“When I first started, I told him I’ve got some machines coming over from Italy, and I asked if I could store them in one of the sheds. The rest is history.”
Now, there are a number of specifically-built industrial units, all blending into the vast agricultural landscape around it. “We even have what used to be the farm hand’s bungalow, which is actually where I was born” said James. “It’s been fully refurbished and the engineers can stay overnight there.”
The site includes storage for stock imported from around the world, that is then shipped onto customers, as well as facilities for reconditioning part-exchanged stock that has come in. That’s not all though, as the company’s parts department is also based on the site, with staff manning the phones to help customers and engineers with any issues they might have with equipment.
“The bit I’m really proud of,” observed James, “is that we test everything before it goes out. If you visit most equipment suppliers, you’ll see a warehouse full of product, and it goes out in the box it arrived in. Here, we’ve got a full team of people who assemble and test every single piece of equipment that’s sold by ISN Garage Assist. This means we know there’s no air leaks, no motor that’s not going to work, and nothing is missing. We call it our PDI department. It’s an expense that you don’t need to have, but I think it makes a big difference.”
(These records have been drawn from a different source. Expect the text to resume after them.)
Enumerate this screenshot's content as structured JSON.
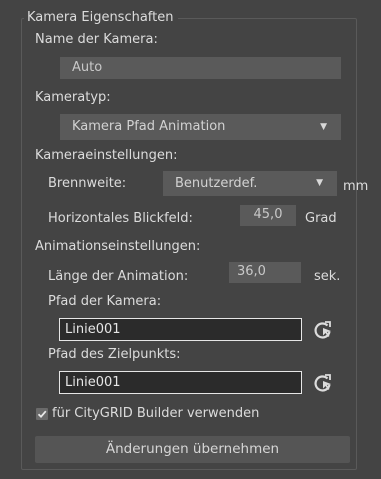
{
  "group": {
    "title": "Kamera Eigenschaften"
  },
  "camera_name": {
    "label": "Name der Kamera:",
    "value": "Auto"
  },
  "camera_type": {
    "label": "Kameratyp:",
    "selected": "Kamera Pfad Animation"
  },
  "camera_settings": {
    "section_label": "Kameraeinstellungen:",
    "focal_length": {
      "label": "Brennweite:",
      "selected": "Benutzerdef.",
      "unit": "mm"
    },
    "fov": {
      "label": "Horizontales Blickfeld:",
      "value": "45,0",
      "unit": "Grad"
    }
  },
  "animation_settings": {
    "section_label": "Animationseinstellungen:",
    "length": {
      "label": "Länge der Animation:",
      "value": "36,0",
      "unit": "sek."
    },
    "camera_path": {
      "label": "Pfad der Kamera:",
      "value": "Linie001"
    },
    "target_path": {
      "label": "Pfad des Zielpunkts:",
      "value": "Linie001"
    }
  },
  "citygrid": {
    "label": "für CityGRID Builder verwenden",
    "checked": true
  },
  "apply_button": {
    "label": "Änderungen übernehmen"
  },
  "icons": {
    "pick": "pick-object-icon",
    "check": "checkmark-icon",
    "dropdown": "chevron-down-icon"
  }
}
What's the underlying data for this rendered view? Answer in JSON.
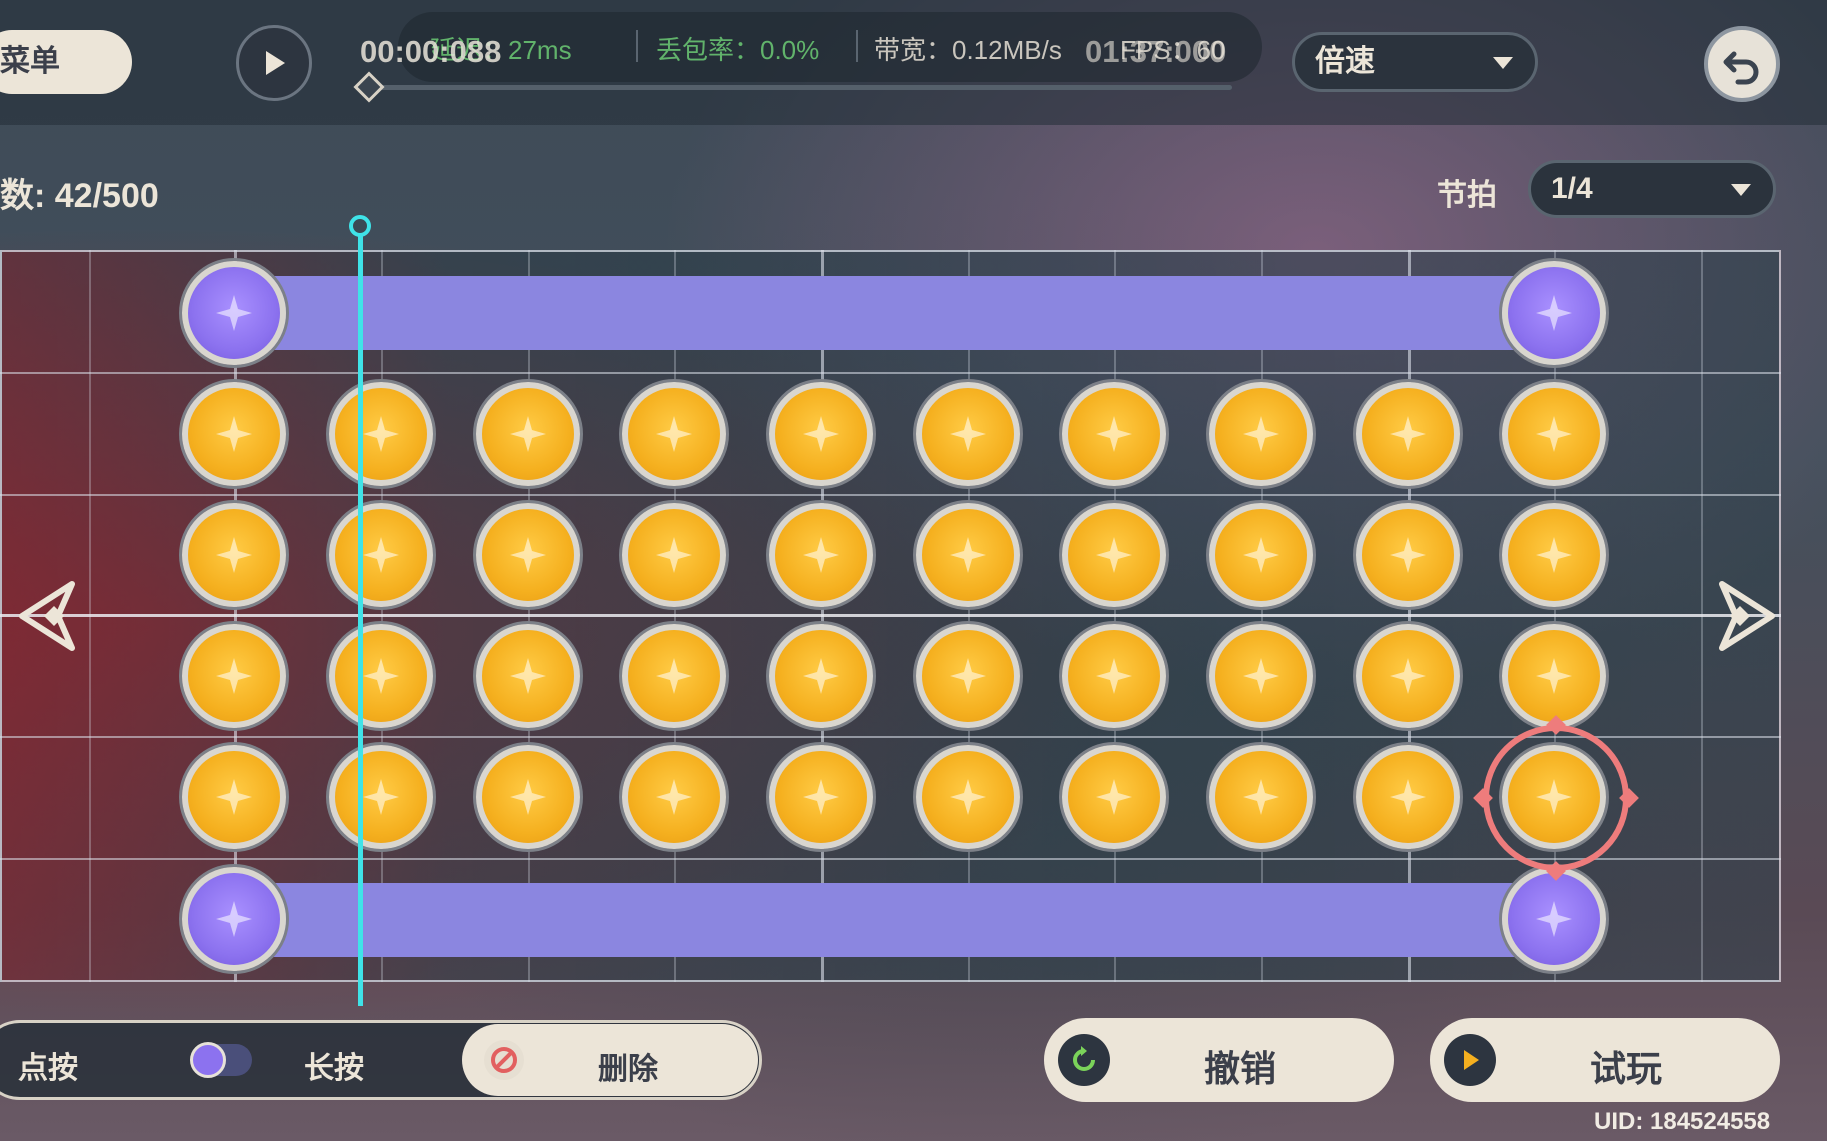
{
  "toolbar": {
    "menu_label": "菜单",
    "current_time": "00:00:088",
    "total_time": "01:37:000",
    "speed_label": "倍速",
    "icons": [
      "play-icon",
      "undo-arrow-icon",
      "chevron-down-icon"
    ]
  },
  "network_overlay": {
    "latency": "延迟：27ms",
    "packet_loss": "丢包率：0.0%",
    "bandwidth": "带宽：0.12MB/s",
    "fps": "FPS：60"
  },
  "editor": {
    "note_count": "数: 42/500",
    "beat_label": "节拍",
    "beat_value": "1/4"
  },
  "tools": {
    "tap_label": "点按",
    "hold_label": "长按",
    "delete_label": "删除",
    "undo_label": "撤销",
    "try_label": "试玩"
  },
  "footer": {
    "uid": "UID: 184524558"
  },
  "colors": {
    "tap_note": "#f5b01f",
    "hold_note": "#8c72ef",
    "playhead": "#3fe3e8",
    "selection": "#ee7c7c",
    "button_bg": "#ece5d8"
  }
}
Even with the scale of the set-up, and the systems in place, you still need to make sure the kit gets into the garages, and get it installed. Then there is servicing: “We’ve got 45 technicians on the road,” said James, “but even then, there are inevitable delays. It’s very difficult to say to a customer, ‘yeah, we can come out to you, but it’s going to be two weeks’.”
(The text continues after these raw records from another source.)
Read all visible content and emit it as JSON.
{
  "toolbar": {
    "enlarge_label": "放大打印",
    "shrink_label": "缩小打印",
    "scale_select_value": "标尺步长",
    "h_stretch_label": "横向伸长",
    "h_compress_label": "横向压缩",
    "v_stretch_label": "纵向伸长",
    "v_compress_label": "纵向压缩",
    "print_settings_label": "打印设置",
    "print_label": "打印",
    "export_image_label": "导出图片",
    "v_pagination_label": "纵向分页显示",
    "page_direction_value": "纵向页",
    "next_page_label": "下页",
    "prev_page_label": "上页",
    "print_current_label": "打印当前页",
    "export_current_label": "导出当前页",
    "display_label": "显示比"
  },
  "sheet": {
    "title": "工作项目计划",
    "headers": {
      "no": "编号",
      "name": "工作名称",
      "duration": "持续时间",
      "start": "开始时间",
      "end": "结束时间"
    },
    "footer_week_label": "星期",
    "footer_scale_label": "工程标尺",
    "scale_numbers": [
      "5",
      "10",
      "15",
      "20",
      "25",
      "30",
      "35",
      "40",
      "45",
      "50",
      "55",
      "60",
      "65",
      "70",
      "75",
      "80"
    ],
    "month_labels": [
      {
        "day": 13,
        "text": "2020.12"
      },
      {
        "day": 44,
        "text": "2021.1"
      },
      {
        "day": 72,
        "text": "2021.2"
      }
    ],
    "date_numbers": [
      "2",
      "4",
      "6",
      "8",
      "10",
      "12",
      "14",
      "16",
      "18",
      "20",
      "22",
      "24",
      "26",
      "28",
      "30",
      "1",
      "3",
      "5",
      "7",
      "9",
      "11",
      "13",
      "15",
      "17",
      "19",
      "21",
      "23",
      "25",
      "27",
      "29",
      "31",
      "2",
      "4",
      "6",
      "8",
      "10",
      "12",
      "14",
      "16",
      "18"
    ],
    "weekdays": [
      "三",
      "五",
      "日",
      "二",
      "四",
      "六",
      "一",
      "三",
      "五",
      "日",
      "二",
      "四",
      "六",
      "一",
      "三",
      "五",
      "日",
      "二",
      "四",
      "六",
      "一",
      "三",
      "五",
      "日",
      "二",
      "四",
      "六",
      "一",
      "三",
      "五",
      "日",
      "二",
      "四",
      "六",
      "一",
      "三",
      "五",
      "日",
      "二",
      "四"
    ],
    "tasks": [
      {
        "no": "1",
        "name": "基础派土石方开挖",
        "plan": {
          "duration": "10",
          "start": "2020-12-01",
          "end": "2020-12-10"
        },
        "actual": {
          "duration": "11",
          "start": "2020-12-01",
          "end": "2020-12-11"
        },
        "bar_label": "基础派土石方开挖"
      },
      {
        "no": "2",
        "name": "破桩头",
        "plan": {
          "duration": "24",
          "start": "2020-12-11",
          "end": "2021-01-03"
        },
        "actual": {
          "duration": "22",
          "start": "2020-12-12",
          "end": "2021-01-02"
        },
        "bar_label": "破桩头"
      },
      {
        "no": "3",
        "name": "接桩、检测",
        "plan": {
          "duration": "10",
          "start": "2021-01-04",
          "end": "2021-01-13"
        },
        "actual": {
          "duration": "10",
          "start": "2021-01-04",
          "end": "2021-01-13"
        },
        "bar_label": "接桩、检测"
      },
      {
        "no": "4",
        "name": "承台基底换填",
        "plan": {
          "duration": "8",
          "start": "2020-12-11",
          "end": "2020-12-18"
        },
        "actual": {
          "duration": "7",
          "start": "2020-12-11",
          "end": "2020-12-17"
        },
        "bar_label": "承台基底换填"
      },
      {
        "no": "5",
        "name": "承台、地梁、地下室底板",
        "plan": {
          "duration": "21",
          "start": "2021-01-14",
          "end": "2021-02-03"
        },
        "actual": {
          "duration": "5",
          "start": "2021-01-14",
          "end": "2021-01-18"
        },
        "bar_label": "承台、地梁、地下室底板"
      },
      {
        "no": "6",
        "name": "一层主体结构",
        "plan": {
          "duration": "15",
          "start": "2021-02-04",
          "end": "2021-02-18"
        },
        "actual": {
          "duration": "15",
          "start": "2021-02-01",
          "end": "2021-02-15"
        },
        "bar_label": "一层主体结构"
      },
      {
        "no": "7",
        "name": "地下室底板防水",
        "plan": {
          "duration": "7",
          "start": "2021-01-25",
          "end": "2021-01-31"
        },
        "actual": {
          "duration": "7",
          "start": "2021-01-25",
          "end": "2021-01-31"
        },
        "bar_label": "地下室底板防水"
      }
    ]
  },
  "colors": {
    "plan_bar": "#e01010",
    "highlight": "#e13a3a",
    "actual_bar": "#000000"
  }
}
With this in mind, ISN intends to widen its reach. James explained: “We’re putting together what we call an Accredited Service Partner scheme. What we’ve done is select a number of partners across the UK which are independent, mainly family-owned, garage equipment businesses that can sell anything and service anything, but they’ve got a good reputation. We have partnered with them. We train them as well as we do our own people. They will have direct access to our people for technical help and special prices on equipment and spares. In return we’ve created a charter so they meet our requirements. We are about to launch that.”
“These are people that have relationships with their local customers and they’re seen as credible reference points. What I’ve found with independent garage equipment people is that they’re very honest. They will say what they genuinely think is the best product.”
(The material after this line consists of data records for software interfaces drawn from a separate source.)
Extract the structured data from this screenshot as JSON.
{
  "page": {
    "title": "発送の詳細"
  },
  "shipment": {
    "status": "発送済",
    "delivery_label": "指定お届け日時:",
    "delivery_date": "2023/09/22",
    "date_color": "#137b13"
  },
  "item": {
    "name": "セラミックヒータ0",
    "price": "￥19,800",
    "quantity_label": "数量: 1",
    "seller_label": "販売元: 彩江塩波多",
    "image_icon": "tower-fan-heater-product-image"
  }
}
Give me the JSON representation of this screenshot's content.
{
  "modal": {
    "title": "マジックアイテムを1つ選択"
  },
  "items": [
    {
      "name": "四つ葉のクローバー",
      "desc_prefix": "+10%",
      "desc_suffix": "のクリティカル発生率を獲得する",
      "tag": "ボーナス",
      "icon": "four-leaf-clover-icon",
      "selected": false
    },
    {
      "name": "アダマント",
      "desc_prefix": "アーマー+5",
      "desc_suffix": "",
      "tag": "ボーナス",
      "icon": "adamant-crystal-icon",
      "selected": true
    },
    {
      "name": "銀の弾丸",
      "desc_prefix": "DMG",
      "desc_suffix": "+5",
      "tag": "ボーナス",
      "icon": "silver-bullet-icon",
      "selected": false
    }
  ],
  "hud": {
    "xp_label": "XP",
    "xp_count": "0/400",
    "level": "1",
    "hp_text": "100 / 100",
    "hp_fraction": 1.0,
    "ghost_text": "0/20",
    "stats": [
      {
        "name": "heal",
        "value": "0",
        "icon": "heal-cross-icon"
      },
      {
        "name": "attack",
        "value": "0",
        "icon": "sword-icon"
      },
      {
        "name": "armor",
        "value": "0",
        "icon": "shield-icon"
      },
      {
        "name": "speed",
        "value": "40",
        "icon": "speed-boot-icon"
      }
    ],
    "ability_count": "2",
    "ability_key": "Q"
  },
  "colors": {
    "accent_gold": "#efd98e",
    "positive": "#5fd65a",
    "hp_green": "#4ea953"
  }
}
James moved away from a leadership role in the business for a number of years, and was on the side working on product development, but just over a year ago, he found himself taking on the mantle again. Concluding with where he thinks the business is now, he added: “I stepped back in to bring back the personal touch, and I think it’s working. We’ve got a really good team. I’ve always said you can have a really good product at a really good price, but it’s the people that really make it.”